Several months ago, late in the evening, I took a cab from the airport. This was in NY; cabbies are talkative in NY. My cabbie was a man in his late 50s. Conversation flowed as the odometer rolled on the miles. The meter, of course, kept pace.
“I’m a bit tired,” – said the cabbie. “This is my second shift. Yet, I am excited and happy to keep spinning the wheel.”
“Why?” – I asked.
The cabbie stopped at the light, whipped out his cell phone and turned it on. As wallpaper on his phone, there was a photo of triplets.
“You must be happy to have grandkids,” I said. “I guess you are working to help out with expenses.”
“Yep, they do require some spending,” said the cabbie. “Except they are not my grandkids. Continue reading
“I retired on a $30,000 a year defined-benefit pension. There have been no inflation adjustments to my pension income, but I certainly felt inflation. And I did not have much invested beyond that.”
I heard this today from a 60-something year-old retired gentleman in Florida. There is so much I could have told him. But I didn’t. Because what I had to say cannot help him now. It would have been much more useful 30 years ago… Continue reading
It’s true. Previously, I wrote about the virtues of avoiding or quitting your job. And now, it’s time to amend that post.
One of my friends said something interesting the other day. “If you are reaching for something up high,” he said, “It helps to stand on something.”
My first impulse was to argue. After all, I did write the post describing various ways in which employment can hurt a person. But then, I reconsidered. Allow me to explain… Continue reading
Often, I have investing discussions with a buddy of mine. You met him on this blog before. Today, he brought up an interesting subject. In 1931, when the Hoover Dam construction began, it cost $49 million. How much more would that be in today’s dollars? Did the stock market keep pace with that increase?

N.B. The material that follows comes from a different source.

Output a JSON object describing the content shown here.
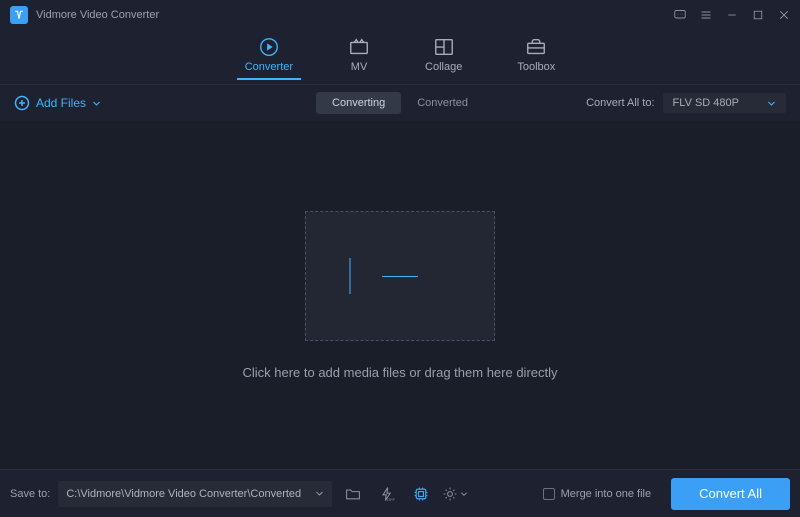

We bet a cup of Starbucks on this, Continue reading
Plannedfreedom.com has just recovered from a crash. We lost some information, but not much. Will rebuild it in the days to come. Please bear with me. Thank you for your patience.
My most important goal now is attaining personal freedom. I previously mentioned my thoughts on the 3 pillars of personal freedom. I stand by this idea. Let me explain…
Some people have too narrow a view of personal freedom, assigning too much importance to any one factor – i.e. “just make enough money and everything else will fall into place.” Some people lack focus altogether – “you must have all your bases covered, including career, emotional state, physical and mental health, personal relationships, retirement planning, personal growth etc.”
I think the 3 pillars of personal freedom, if not all-inclusive, are comprehensive enough without ignoring anything essential. At the same time, the 3 pillars tightly focus on the key building blocks of personal freedom. Let’s revisit the pillars. Continue reading